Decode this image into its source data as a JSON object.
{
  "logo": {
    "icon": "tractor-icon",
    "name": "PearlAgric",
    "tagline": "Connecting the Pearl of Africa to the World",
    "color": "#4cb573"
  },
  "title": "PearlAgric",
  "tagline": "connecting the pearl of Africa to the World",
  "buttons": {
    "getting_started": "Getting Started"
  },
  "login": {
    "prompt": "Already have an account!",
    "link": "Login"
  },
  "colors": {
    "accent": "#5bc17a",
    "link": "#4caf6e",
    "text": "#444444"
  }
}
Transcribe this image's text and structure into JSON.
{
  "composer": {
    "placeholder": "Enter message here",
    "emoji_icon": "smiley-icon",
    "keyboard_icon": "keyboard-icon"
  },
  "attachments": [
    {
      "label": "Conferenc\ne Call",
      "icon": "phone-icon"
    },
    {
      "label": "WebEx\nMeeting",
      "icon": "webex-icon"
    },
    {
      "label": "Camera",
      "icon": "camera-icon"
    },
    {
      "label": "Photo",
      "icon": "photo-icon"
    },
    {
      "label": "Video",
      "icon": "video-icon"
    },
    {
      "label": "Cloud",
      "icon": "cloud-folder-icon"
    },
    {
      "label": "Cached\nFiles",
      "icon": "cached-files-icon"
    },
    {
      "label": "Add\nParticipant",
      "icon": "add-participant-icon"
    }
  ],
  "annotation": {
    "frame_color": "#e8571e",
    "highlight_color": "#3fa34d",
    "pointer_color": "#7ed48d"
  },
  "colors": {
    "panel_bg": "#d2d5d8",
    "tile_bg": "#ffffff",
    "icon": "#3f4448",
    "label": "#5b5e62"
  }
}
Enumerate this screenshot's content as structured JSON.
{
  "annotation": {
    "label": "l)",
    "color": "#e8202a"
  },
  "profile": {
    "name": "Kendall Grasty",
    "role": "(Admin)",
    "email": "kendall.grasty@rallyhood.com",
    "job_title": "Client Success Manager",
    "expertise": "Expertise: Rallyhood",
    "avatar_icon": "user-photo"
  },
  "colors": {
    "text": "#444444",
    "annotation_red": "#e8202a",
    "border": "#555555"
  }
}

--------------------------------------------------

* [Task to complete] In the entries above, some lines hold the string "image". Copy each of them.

* [Exercise result]
Decode this image into its source data as a JSON object.
Transcribe this image's text and structure into JSON.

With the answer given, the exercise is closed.